board approves Bradley Bay expansion
By Eric J. Eakin
Published March 16, 2005
The board of
zoning appeals last week resuscitated Bradley Bay Health Center's
(BBHC) expansion plans, which had been near death following two
By a vote of
5-2, the board approved a request from BBHC owner John O'Neill for
a special-use permit for independent-living suites that will be
included in the $7-million expansion planned for land adjacent to
the existing center.
however, came despite a strong protest by residents living in the
area, and with a variety of strings attached.
include: a reduction in the number of parking spaces necessary;
no more than 32 independent-living suites may be built; adequate
buffering shall be built along the south border; the new building
must be set back from Bradley Road the same distance as the existing
building; deliveries and garbage pick-ups are to be restricted to
business hours; there will be no further expansion on the property;
a corrected application must be filed, and that the proposed structure
be approved by the architectural board of review (ABR).
announced at the meeting that the plans for the expansion had been
substantially altered in order to address some of the concerns of
residents. The new building, for example, would now be connected
to the existing facility. And an access road to the rear of the
facility will be built on the south side of the parcel, which will
increase the distance from the nearby Bay Commons condominiums.
More than 100
residents and others attended the BZA hearing, including many neighbors
of the center, lawyers for both sides, and numerous city council
and other city officials.
by lawyer Gerald Phillips opposing the proposal and a statement
by Ward 2 Councilman Brian Cruse urging the board to reject the
proposal, it appeared a majority of the board members were in favor
of the request from the start after they almost simultaneously picked
up the motion for approval.
It might have
been obvious to the board that O'Neill, by a variety of loopholes
in current laws, was allowed to build the new building. The only
question was the makeup of the rooms inside it.
that a lot of people have opinions on this issue, but public opinion
does not determine the law," board chairperson Jack Norton said.
"It's a given,
he (O'Neill) can build it," board member Barry Tyo said. "If he
(O'Neill) wanted to he could build 84 nursing-home beds. Would that
make everybody happy? No. It's only the assisted living part of
this project that is causing problems."
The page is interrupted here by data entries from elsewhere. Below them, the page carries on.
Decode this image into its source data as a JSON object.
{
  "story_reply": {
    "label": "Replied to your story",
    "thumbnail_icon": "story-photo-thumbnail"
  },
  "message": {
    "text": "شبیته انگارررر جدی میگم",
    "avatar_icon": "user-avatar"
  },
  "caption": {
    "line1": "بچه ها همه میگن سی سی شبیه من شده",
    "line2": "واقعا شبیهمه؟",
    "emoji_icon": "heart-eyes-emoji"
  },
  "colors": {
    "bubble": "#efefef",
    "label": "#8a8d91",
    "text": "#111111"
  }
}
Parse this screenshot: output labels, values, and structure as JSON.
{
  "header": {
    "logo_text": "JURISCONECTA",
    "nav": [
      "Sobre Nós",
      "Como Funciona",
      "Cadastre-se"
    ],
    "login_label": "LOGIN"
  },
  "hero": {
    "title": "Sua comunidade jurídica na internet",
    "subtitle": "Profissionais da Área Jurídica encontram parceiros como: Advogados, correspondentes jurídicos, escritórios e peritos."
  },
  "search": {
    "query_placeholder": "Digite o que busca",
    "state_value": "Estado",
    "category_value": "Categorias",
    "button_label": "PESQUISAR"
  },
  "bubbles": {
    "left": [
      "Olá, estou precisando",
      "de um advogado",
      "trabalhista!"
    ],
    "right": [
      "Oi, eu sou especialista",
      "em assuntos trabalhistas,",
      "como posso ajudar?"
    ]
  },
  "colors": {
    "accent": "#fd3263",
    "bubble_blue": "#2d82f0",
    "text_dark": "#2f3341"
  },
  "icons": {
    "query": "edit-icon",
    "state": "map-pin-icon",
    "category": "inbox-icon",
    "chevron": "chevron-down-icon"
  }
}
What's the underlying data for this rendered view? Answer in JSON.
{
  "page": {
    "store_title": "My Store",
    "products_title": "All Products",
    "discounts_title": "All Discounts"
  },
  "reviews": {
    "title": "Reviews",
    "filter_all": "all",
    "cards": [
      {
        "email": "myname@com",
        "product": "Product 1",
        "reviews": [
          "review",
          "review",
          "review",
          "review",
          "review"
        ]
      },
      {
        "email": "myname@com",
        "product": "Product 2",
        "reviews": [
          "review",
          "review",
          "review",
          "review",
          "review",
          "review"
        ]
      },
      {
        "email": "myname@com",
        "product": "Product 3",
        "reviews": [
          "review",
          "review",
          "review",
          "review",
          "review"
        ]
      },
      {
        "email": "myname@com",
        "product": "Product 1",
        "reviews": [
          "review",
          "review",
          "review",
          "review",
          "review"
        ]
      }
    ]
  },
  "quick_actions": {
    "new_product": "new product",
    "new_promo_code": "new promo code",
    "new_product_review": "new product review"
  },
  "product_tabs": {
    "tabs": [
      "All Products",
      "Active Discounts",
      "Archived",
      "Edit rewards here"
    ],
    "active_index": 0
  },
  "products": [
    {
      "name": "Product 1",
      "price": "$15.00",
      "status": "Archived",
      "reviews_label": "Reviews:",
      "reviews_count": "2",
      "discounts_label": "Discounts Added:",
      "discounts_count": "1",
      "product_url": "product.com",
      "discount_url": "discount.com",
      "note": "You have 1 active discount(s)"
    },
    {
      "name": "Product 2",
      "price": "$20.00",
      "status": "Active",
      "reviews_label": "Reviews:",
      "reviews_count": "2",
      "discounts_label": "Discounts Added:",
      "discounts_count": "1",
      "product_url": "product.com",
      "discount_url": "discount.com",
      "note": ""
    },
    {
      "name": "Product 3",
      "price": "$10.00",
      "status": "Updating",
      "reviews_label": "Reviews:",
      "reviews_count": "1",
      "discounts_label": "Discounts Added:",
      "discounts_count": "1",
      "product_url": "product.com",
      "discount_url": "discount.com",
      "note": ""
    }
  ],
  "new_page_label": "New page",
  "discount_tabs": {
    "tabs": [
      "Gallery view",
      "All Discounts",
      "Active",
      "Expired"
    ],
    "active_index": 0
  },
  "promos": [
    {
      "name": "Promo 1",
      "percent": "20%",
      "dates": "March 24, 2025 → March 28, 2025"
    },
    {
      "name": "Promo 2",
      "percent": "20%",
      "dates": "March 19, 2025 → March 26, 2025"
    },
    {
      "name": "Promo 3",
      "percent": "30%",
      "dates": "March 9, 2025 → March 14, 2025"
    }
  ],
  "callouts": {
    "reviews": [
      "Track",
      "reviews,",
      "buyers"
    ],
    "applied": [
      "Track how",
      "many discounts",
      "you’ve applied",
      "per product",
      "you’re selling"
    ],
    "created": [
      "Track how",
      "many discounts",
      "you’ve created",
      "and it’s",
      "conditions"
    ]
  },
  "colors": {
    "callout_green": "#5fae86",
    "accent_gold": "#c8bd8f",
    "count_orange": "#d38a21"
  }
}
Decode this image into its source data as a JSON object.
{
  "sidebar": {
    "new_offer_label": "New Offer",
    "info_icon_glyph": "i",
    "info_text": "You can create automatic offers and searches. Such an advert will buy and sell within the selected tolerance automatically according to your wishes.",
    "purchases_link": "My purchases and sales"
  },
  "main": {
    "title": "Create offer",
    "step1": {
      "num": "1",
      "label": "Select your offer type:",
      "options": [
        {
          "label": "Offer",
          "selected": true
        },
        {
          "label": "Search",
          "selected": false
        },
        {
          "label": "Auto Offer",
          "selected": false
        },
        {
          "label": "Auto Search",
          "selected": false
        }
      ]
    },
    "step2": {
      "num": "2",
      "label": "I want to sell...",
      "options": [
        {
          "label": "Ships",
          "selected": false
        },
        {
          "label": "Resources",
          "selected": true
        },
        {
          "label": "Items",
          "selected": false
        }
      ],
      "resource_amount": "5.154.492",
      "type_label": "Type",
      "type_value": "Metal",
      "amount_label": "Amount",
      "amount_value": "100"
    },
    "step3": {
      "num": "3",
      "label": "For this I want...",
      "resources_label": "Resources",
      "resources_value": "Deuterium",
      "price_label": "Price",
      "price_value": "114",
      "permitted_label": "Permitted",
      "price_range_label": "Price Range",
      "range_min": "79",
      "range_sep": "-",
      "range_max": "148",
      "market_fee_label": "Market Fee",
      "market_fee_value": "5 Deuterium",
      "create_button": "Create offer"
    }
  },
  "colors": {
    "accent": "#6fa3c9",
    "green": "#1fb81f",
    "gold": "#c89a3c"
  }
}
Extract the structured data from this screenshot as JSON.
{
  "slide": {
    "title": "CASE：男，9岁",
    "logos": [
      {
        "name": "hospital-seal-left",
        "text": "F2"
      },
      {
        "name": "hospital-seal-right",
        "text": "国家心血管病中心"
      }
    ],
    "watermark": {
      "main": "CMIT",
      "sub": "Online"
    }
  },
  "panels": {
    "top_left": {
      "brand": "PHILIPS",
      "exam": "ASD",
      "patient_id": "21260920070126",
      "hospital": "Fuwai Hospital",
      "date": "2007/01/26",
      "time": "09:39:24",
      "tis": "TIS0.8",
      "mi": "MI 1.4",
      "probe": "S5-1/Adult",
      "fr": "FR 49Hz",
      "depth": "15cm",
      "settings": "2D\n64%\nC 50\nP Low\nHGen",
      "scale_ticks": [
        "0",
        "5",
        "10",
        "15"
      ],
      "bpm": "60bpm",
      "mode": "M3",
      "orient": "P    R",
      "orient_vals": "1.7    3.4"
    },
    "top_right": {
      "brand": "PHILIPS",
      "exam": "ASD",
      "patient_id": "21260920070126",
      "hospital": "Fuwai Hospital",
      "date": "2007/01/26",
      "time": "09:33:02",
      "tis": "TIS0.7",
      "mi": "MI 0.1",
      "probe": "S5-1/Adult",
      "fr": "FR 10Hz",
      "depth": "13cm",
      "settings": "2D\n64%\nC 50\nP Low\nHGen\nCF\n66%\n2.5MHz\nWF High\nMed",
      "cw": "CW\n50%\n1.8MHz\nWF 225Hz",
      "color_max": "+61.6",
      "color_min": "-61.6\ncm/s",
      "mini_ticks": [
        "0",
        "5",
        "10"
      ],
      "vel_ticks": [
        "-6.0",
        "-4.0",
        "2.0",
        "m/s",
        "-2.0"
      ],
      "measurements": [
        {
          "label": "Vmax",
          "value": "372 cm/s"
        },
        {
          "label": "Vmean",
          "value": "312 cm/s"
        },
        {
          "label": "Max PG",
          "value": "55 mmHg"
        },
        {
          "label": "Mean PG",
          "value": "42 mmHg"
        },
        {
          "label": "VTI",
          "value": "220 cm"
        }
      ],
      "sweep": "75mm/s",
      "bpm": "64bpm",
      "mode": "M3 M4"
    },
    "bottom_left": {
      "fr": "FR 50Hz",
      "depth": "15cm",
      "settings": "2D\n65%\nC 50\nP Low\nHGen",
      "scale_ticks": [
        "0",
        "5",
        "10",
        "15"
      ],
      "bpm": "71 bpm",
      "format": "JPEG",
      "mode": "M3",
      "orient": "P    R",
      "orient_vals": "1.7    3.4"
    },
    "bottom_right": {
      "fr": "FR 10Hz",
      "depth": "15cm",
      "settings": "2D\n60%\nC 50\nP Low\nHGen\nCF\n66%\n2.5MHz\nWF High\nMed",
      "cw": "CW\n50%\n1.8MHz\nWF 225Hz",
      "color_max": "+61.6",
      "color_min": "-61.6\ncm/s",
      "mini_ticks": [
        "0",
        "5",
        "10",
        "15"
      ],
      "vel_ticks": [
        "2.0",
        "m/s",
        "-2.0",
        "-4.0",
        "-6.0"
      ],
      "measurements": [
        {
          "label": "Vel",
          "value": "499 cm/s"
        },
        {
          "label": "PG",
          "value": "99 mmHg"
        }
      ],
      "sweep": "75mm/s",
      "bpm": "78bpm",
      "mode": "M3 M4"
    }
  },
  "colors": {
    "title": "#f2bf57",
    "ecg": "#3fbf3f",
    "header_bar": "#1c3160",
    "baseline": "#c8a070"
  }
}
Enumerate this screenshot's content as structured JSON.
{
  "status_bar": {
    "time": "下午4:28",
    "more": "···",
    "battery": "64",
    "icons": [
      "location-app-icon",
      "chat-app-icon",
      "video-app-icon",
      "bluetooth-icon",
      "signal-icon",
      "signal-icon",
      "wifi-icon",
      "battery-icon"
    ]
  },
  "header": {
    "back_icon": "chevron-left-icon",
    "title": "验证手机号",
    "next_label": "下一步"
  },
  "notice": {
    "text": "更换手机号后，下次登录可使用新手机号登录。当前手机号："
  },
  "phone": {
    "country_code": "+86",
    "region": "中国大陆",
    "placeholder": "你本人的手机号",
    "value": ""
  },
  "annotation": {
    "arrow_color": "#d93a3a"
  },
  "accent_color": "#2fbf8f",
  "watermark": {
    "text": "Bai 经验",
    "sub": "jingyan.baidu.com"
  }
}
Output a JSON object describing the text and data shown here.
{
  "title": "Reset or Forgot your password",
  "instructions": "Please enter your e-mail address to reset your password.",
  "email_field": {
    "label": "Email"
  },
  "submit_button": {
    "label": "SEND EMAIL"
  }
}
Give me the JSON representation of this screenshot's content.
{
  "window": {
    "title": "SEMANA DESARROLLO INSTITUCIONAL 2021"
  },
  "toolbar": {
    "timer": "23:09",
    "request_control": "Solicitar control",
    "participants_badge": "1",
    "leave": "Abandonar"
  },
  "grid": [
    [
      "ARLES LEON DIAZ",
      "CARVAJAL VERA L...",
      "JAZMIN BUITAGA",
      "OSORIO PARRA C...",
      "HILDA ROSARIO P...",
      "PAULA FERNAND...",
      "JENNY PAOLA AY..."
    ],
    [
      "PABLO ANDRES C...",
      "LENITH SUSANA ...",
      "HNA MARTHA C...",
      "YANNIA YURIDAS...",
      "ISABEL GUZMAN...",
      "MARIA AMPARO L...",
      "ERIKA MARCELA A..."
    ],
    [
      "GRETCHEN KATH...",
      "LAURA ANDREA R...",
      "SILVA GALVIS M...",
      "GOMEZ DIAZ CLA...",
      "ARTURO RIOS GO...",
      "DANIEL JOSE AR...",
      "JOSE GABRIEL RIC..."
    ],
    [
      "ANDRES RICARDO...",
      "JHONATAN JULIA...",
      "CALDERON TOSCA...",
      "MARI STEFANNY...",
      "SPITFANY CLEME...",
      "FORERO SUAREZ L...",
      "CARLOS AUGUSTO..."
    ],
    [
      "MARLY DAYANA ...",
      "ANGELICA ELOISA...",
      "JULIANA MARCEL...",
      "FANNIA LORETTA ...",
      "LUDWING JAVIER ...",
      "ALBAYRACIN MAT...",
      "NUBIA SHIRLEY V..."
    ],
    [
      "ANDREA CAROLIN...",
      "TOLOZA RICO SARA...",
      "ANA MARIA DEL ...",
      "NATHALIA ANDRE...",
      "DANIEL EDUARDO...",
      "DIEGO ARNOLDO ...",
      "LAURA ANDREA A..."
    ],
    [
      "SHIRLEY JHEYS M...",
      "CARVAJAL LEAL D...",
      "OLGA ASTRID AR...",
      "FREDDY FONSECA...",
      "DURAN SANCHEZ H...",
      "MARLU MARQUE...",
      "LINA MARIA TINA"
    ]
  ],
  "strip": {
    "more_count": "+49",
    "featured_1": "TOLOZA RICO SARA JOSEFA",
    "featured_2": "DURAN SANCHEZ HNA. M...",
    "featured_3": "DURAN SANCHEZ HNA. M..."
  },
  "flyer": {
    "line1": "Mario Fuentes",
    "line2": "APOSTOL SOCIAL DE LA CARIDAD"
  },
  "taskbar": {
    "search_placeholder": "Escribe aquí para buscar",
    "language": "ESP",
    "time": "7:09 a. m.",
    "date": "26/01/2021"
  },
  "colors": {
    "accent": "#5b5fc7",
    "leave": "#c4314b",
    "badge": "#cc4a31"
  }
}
now will go to the planning commission, as well as the ARB, for
further review. It is expected that O'Neill will be forced to submit
revised drawings in the wake of the conditions attached to the approval.